No matter how much you might aim for healthy, communicative relationships, it’s hard to always get it right. No matter how well you know someone, it’s challenging to convey yourself accurately (particularly if you don’t even fully understand how you feel which, let’s face it, happens sometimes!), and it can be a daunting task to comprehend others, even when they do their best to share how they feel.
Communication is a kind of kindness. The better you are at expressing yourself (and understanding other others express themselves), the better your relationships will be. But if you’re anything like me, knowing that isn’t the same as doing it. I know how valuable good communication is — in work, in socialization, in romantic relationships — and still I struggle greatly with it because it requires bravery, vulnerability, and a self-awareness that sometimes I just don’t possess.

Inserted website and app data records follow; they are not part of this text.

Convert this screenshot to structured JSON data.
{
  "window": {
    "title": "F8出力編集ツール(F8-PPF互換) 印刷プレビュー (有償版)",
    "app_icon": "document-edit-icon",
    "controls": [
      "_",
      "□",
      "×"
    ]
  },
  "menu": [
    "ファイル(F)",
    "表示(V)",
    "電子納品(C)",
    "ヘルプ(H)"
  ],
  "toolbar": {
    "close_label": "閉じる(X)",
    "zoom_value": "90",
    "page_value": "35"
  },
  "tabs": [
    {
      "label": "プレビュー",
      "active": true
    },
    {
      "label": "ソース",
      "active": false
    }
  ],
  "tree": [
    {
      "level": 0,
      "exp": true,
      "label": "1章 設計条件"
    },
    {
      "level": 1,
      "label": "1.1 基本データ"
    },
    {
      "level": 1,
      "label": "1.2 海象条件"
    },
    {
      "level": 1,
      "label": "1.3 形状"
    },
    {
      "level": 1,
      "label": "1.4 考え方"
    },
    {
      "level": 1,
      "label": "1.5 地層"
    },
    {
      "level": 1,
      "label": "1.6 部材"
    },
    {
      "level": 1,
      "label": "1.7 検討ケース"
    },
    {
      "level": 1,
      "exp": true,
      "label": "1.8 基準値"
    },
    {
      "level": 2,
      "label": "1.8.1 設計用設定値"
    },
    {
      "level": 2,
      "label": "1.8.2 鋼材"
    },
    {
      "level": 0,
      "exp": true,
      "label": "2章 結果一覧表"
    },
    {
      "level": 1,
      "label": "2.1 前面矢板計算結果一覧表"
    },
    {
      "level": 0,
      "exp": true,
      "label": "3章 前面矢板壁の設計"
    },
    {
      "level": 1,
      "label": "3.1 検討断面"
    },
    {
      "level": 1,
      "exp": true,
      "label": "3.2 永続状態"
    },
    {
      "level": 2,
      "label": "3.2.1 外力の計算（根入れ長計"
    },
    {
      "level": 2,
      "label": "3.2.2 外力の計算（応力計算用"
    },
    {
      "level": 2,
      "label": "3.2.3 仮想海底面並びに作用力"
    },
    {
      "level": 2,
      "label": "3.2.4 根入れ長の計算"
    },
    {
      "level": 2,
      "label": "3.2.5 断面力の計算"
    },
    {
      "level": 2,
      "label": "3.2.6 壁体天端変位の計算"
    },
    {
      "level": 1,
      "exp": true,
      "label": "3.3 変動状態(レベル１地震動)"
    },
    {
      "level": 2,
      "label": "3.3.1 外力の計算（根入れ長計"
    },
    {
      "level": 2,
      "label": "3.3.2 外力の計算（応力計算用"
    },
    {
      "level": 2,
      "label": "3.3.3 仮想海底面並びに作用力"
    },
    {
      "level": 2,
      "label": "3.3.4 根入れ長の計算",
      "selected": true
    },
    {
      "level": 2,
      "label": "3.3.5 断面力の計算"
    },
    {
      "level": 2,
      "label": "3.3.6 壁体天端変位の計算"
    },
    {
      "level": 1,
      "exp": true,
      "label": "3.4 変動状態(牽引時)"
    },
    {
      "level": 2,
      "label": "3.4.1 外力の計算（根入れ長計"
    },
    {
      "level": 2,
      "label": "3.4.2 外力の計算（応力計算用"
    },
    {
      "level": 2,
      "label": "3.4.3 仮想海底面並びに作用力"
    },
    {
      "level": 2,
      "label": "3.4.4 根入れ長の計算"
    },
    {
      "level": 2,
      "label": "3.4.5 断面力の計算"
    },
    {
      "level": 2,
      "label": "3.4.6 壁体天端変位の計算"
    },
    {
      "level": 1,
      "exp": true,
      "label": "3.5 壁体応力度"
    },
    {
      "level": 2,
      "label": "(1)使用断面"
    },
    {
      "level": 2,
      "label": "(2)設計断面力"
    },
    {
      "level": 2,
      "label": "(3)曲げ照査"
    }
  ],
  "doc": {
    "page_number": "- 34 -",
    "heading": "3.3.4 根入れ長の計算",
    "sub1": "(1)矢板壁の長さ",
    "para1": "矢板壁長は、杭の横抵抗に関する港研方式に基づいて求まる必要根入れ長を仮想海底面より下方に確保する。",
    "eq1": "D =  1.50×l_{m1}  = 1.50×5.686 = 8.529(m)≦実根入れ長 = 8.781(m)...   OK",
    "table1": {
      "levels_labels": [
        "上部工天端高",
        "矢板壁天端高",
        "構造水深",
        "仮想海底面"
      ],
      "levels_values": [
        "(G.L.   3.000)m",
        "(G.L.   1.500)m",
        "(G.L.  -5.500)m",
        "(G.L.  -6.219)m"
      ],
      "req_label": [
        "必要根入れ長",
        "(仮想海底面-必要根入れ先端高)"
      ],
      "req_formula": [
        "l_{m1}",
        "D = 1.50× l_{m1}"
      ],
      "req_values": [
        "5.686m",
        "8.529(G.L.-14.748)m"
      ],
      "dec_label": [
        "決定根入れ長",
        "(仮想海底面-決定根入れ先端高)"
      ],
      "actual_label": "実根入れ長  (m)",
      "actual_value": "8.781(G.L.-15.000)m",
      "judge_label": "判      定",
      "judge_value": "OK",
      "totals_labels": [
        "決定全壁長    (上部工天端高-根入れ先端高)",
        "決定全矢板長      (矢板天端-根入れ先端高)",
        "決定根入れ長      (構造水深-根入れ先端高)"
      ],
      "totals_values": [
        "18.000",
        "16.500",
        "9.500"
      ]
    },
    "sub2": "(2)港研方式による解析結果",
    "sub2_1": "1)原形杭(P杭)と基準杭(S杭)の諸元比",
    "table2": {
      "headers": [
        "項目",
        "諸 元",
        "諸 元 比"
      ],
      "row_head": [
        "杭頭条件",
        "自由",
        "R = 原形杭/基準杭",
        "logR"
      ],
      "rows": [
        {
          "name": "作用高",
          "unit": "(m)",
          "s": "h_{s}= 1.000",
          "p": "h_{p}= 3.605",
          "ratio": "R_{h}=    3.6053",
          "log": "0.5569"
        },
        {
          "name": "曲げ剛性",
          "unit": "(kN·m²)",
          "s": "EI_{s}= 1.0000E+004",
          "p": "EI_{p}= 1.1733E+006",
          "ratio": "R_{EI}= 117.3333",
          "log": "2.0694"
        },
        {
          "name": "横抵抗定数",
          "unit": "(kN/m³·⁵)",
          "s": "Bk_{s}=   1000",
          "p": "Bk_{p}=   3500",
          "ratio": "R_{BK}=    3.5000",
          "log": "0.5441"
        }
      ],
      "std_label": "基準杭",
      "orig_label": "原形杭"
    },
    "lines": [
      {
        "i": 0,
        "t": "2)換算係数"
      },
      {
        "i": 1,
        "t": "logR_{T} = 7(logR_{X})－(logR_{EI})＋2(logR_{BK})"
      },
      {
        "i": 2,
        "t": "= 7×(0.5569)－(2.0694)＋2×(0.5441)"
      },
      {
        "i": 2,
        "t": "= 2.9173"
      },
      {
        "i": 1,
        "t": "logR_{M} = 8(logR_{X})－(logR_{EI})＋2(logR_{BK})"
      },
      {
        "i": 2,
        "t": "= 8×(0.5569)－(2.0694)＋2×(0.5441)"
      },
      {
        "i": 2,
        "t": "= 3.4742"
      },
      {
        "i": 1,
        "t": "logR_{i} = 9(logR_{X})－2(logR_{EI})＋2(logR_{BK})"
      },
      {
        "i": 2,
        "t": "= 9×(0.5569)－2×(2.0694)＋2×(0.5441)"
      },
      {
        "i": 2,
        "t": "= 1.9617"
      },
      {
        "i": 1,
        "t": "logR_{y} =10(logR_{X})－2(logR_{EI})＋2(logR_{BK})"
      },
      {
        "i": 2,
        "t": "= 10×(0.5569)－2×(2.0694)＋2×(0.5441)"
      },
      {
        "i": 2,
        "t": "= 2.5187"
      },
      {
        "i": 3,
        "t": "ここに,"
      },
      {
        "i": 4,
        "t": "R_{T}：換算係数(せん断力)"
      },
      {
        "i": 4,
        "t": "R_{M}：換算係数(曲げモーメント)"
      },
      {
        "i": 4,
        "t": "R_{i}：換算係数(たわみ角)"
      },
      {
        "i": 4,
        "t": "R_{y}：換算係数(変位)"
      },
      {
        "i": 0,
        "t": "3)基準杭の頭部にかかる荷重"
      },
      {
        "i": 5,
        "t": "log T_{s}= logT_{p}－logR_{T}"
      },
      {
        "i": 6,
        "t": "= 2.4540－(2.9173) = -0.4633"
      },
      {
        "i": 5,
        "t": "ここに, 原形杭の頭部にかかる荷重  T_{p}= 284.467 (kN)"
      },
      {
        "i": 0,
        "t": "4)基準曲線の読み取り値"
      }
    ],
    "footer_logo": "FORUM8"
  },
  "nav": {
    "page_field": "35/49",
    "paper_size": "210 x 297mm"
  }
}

Effective communication has been an issue for me in almost every relationship I’ve been in, and, much as I hate to admit it, I’ve been guilty of playing a mind game or two. Often it’s not calculated or mean-spirited, but, regardless of the intention, mind games are unkind (and very unproductive!). Here are some of the ideas that came to mind when I started thinking about how I could turn mind games into kind games…
COMMUNICATE HOW YOU FEEL
Telling someone else how you feel is one of the kindest acts. It’s also one of the hardest sometimes. But if you want to be kind, you’ve gotta be brave and just do it. (Bonus: it’s also one of the best ways to be kind to yourself as well, helping you cut down on a lot of unnecessary drama!)
ASK ABOUT HOW OTHERS FEEL
If you don’t know how someone else feels (if you’re not 100%, absolutely sure!), ask. I know it can be awkward sometimes, but just think of how many conflicts you could have already avoided if you’d just asked instead of assuming. Assumptions seem like they save time, but they often make things way more complicated, which isn’t kind for anyone.
APOLOGIZE WHEN YOU’RE WRONG
If you mess up, say you’re sorry. Actually say it. Don’t offer an explanation and leave it at that, assuming the other person knows you’re sorry. Apologize out loud (or in writing if that’s not an option) and mean it. (Advanced version of this game: apologize to, and forgive, yourself, too.)
EXPRESS WHEN YOU’RE HURT
When someone’s hurt you, let them know. You can be honest without being dramatic or hurtful. (It’s not easy, but practice helps!) You can set your ego aside and express how you feel without shame or fury. It’s a tough game to play sometimes, I know, but remember: communication is a kind of kindness.
SAY YES / NO WHEN YOU WANT TO
If you want to say yes, say yes. If you want to say no, say no. You don’t need an excuse. You don’t need a reason. The more often you practice saying yes/no to what you do/don’t want, the better your life gets. (And the more everyone else will get you, which is a winning strategy for making the most of all your relationships!)
RECOGNIZE SIGNS OF CONTROL
Pay attention to how you feel, and if you feel like you’re trying to gain control of someone or something, take some time to figure out why you’re seeking control (hint: usually it’s about you and not them), and knock it off. Most of us don’t want to control or manipulate others, but do so without realizing it. Recognize it, then stop.
DON’T JUDGE SO HARSHLY
Don’t judge yourself or others so harshly. Everything — everything — is so much more complex, so much more entangled, than we realize. One thread tugged and everything is shifting ever so slightly. It’s happening all the time in a million different ways so don’t be so hard on yourself or anyone else. We’re all doing what we can with what we’re given.
TAKE A TIME OUT WHEN UPSET
How many negative interactions might you have avoided just by pausing before reacting? It only takes a little bit of time but if you wait before reacting to someone else when you’re upset, you’ll be doing both of you a great kindness. A deep breath, a walk around the block, a day alone. Take time to chill out.
There are so many ways to practice kindness, of course, but one of the most important (albeit most difficult) is communicating in a loving, open-minded, and thoughtful way. What else would you add to this list? What kind of kind games would you like to play? What kind are you already playing?